The opening film of last year's Tokyo International Film Festival, the reviews for Midnight Eagle has so far been less than stellar, and I was curious to find out why. I mean, a disaster-like movie with elements that threaten in epic proportions couldn't be all that bad, what with a nuclear bomb atop a snowy mountain, with the risk of a nuclear fallout causing death and environmental damage through all of East Asia, and a race against time to prevent it from happening, relying on the heavy shoulders of a few, seem like a stroll in the park right?
The Japanese are in familiar territory, given the experience learnt from the old days when Gozilla stomped Tokyo, right up to the recent Sinking of Japan remake, you'd come to think by now they can fuse the best practices from such movies, and put together something with enough thrills and spills to excite the action seeking audience. Wrong. In fact, nothing much really happens here, and I have to admit that Izuru Narushima is no Michael Bay, who can really pump the adrenaline in folks with just a clock on countdown. Here, although there's a need to wrap things up in 48 hours, everything proceeds with a severe lack of urgency.
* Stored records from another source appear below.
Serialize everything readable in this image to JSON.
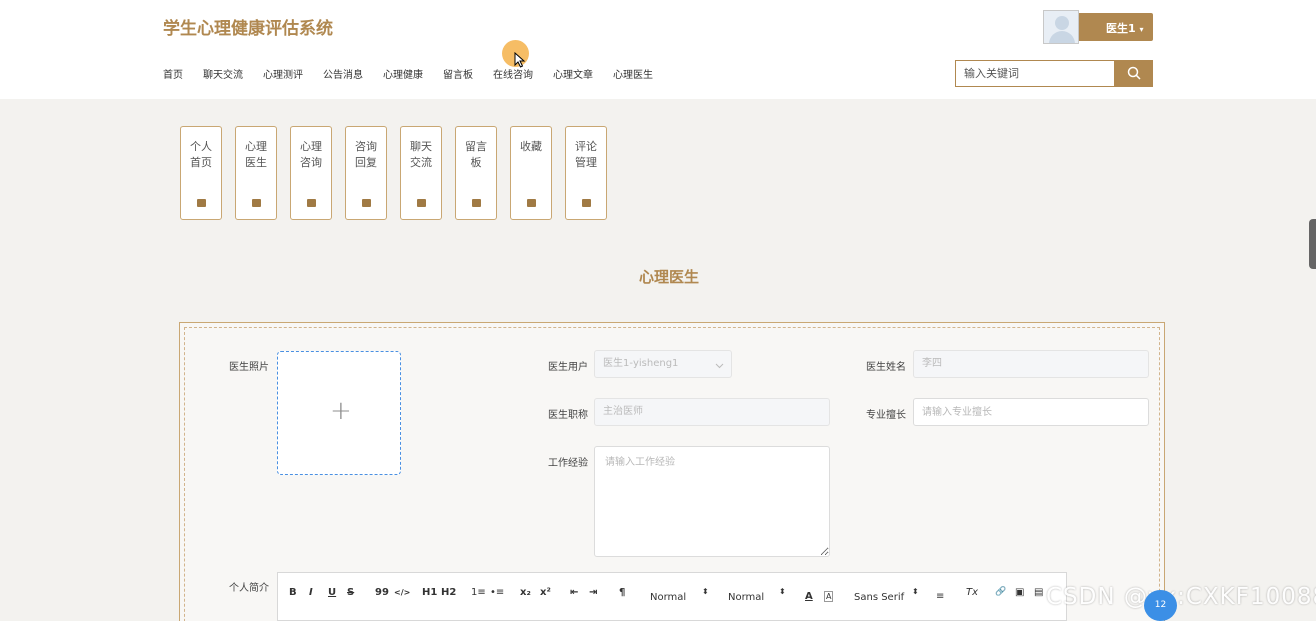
{
  "header": {
    "site_title": "学生心理健康评估系统",
    "nav": [
      "首页",
      "聊天交流",
      "心理测评",
      "公告消息",
      "心理健康",
      "留言板",
      "在线咨询",
      "心理文章",
      "心理医生"
    ],
    "user_name": "医生1",
    "user_caret": "▾",
    "search_placeholder": "输入关键词"
  },
  "side_tabs": [
    {
      "label": "个人首页"
    },
    {
      "label": "心理医生"
    },
    {
      "label": "心理咨询"
    },
    {
      "label": "咨询回复"
    },
    {
      "label": "聊天交流"
    },
    {
      "label": "留言板"
    },
    {
      "label": "收藏"
    },
    {
      "label": "评论管理"
    }
  ],
  "page": {
    "section_title": "心理医生"
  },
  "form": {
    "photo_label": "医生照片",
    "upload_plus": "+",
    "user_label": "医生用户",
    "user_value": "医生1-yisheng1",
    "name_label": "医生姓名",
    "name_value": "李四",
    "title_label": "医生职称",
    "title_value": "主治医师",
    "specialty_label": "专业擅长",
    "specialty_placeholder": "请输入专业擅长",
    "experience_label": "工作经验",
    "experience_placeholder": "请输入工作经验",
    "intro_label": "个人简介"
  },
  "editor_toolbar": {
    "bold": "B",
    "italic": "I",
    "underline": "U",
    "strike": "S",
    "quote": "99",
    "code": "</>",
    "h1": "H1",
    "h2": "H2",
    "ordered_list": "1≡",
    "bullet_list": "•≡",
    "subscript": "x₂",
    "superscript": "x²",
    "outdent": "⇤",
    "indent": "⇥",
    "direction": "¶",
    "size_select": "Normal",
    "header_select": "Normal",
    "color": "A",
    "background": "A",
    "font_select": "Sans Serif",
    "align": "≡",
    "clean": "Tx",
    "link": "🔗",
    "image": "▣",
    "video": "▤"
  },
  "watermark": "CSDN @vx:CXKF10088",
  "badge": "12",
  "colors": {
    "accent": "#b08850",
    "background": "#f3f2ef",
    "upload_border": "#4a90e2"
  }
}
Which really puts the damper for it to be a "race against time" thriller. In trying to tell a story in as large a scale as possible, it incorporated three fronts before converging them all in the finale (Transformers, anyone?), but does so in a very slow manner. You have the political front, led by Prime Minister Watarase (Tatsuya Fuji) who on one hand declines to reveal the incident to the public lest a panic occurs and he loses his job, and on the other pandering to the US request of maintaining confidentiality, because they had actually flown nuclear bomb carrying stealth bombers over the skies of Japan. Yes the USofA again conveniently becomes the blame victim just had how it was in Korea's The Host, which one wonders whether their allies are becoming tired of their military antics.
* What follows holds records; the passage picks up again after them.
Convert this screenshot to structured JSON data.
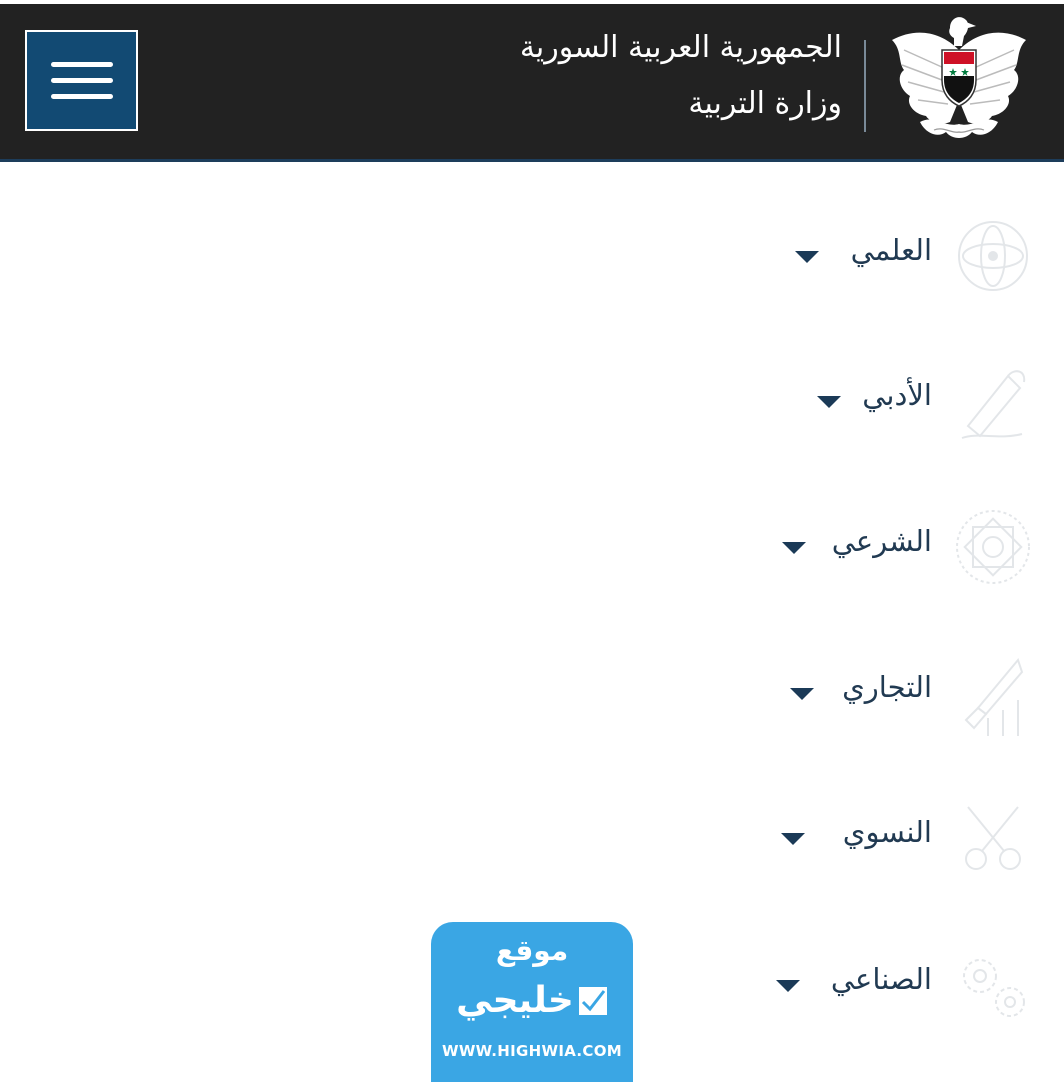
{
  "header": {
    "title": "الجمهورية العربية السورية",
    "subtitle": "وزارة التربية",
    "menu_icon": "hamburger-icon",
    "emblem_icon": "syrian-eagle-emblem",
    "colors": {
      "bar": "#222222",
      "menu_button": "#124a73"
    }
  },
  "branches": [
    {
      "label": "العلمي",
      "icon": "science-icon"
    },
    {
      "label": "الأدبي",
      "icon": "literature-icon"
    },
    {
      "label": "الشرعي",
      "icon": "religious-pattern-icon"
    },
    {
      "label": "التجاري",
      "icon": "commerce-rocket-icon"
    },
    {
      "label": "النسوي",
      "icon": "sewing-icon"
    },
    {
      "label": "الصناعي",
      "icon": "gears-icon"
    }
  ],
  "watermark": {
    "line1": "موقع",
    "line2": "خليجي",
    "url": "WWW.HIGHWIA.COM",
    "color": "#3aa6e4"
  },
  "colors": {
    "label_text": "#213a52",
    "caret": "#1b3a57"
  }
}
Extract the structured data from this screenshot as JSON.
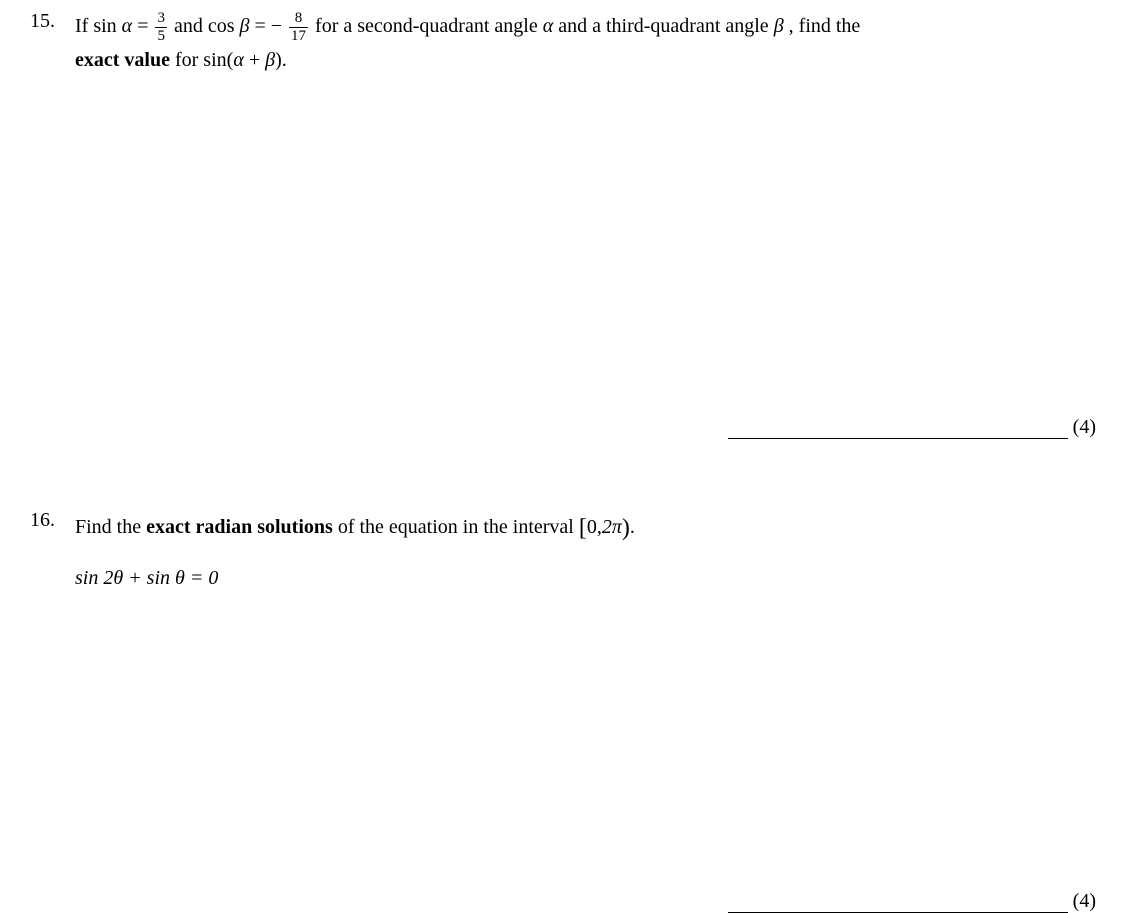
{
  "q15": {
    "number": "15.",
    "text_part1": "If  sin ",
    "alpha": "α",
    "eq1": " = ",
    "frac1_num": "3",
    "frac1_den": "5",
    "text_part2": " and  cos ",
    "beta": "β",
    "eq2": "  =  − ",
    "frac2_num": "8",
    "frac2_den": "17",
    "text_part3": "  for a second-quadrant angle ",
    "text_part4": "  and a third-quadrant angle ",
    "text_part5": " ,  find the",
    "text_part6": "exact value",
    "text_part7": " for  sin(",
    "text_part8": " + ",
    "text_part9": ").",
    "points": "(4)"
  },
  "q16": {
    "number": "16.",
    "text_part1": "Find the ",
    "bold_text": "exact radian solutions",
    "text_part2": " of the equation in the interval  ",
    "interval_open": "[",
    "interval_zero": "0,",
    "interval_2pi": "2π",
    "interval_close": ")",
    "period": ".",
    "equation": "sin 2θ + sin θ  =  0",
    "points": "(4)"
  }
}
Then there's the "action" front with war photo-journalist Yuji Nishizaki (Takao Osawa), who on his frequent journeys to the Northern Alps, photographs the incident, and on the cajoling of his friend Shinichiro Ochiai (Hiroshi Tamaki), they decide to scale the mountain to investigate up close, only to have "agents" (North Korean spies actually, in lieu of the more politically correct subtitles) also on the same mission, but to finish off what was started. The duo need firepower to handle the adversary, and that comes from the Defense Forces' Major Akihiro Saeki (A-Saku Yoshida). Lastly, Nishizaki's sister in law, whom he isn't on good terms with, given the sexual tension between them (or so I read their body language), handling some events on the domestic front with some injured North Korean and his girlfriend, who holds the key to end the danger.
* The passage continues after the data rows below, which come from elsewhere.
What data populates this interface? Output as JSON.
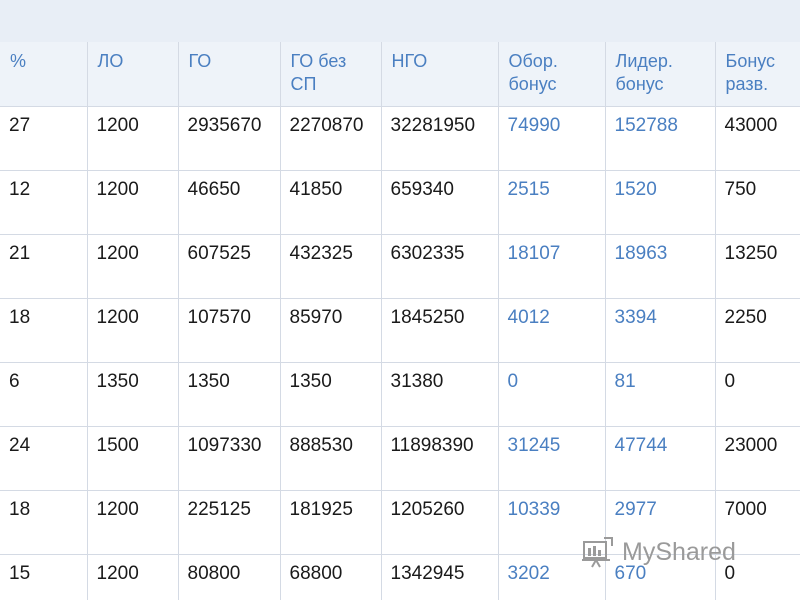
{
  "table": {
    "headers": [
      [
        "%"
      ],
      [
        "ЛО"
      ],
      [
        "ГО"
      ],
      [
        "ГО без",
        "СП"
      ],
      [
        "НГО"
      ],
      [
        "Обор.",
        "бонус"
      ],
      [
        "Лидер.",
        "бонус"
      ],
      [
        "Бонус",
        "разв."
      ]
    ],
    "blue_columns": [
      5,
      6
    ],
    "rows": [
      [
        "27",
        "1200",
        "2935670",
        "2270870",
        "32281950",
        "74990",
        "152788",
        "43000"
      ],
      [
        "12",
        "1200",
        "46650",
        "41850",
        "659340",
        "2515",
        "1520",
        "750"
      ],
      [
        "21",
        "1200",
        "607525",
        "432325",
        "6302335",
        "18107",
        "18963",
        "13250"
      ],
      [
        "18",
        "1200",
        "107570",
        "85970",
        "1845250",
        "4012",
        "3394",
        "2250"
      ],
      [
        "6",
        "1350",
        "1350",
        "1350",
        "31380",
        "0",
        "81",
        "0"
      ],
      [
        "24",
        "1500",
        "1097330",
        "888530",
        "11898390",
        "31245",
        "47744",
        "23000"
      ],
      [
        "18",
        "1200",
        "225125",
        "181925",
        "1205260",
        "10339",
        "2977",
        "7000"
      ],
      [
        "15",
        "1200",
        "80800",
        "68800",
        "1342945",
        "3202",
        "670",
        "0"
      ]
    ]
  },
  "watermark": {
    "text": "MyShared",
    "icon": "myshared-logo-icon",
    "color": "#9a9a9a"
  },
  "colors": {
    "header_text": "#4a7fc1",
    "link_text": "#4a7fc1",
    "body_text": "#1a1a1a",
    "header_bg": "#eef3f9",
    "grid": "#d4dae4"
  }
}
In some ways, it resembles Robert Redford's Lions for Lambs, which also has a battlefront created on the high mountains, while pencil pushing decision makers survey the action from the comfort of their warm, sparse bunker operations room. Since it's a drama more so than an action movie, a lot of extras are just sitting in the background, trying not to sleep while the actors emote, and looking prim and proper in their starched uniforms decorated with countless of medals. The Japanese seem to be unable to get rid of showing off technical superiority with long distance communications over huge television monitors that give unprecedented clarity in both video and audio, of course with plenty of loopholes abound too.
While there's a lack of urgency, the enemies are faceless too, with inanimate objects like "the bomb" and plenty of snow-camouflaged, masked soldiers armed with automatic machine guns and RPGs, so they don't really present themselves as menacing or life-threatening, just as another generic goon that gets dispatched easily. Midnight Eagle could have been a taut action thriller, but what we got was plenty of unnecessary drama that bloated the plot.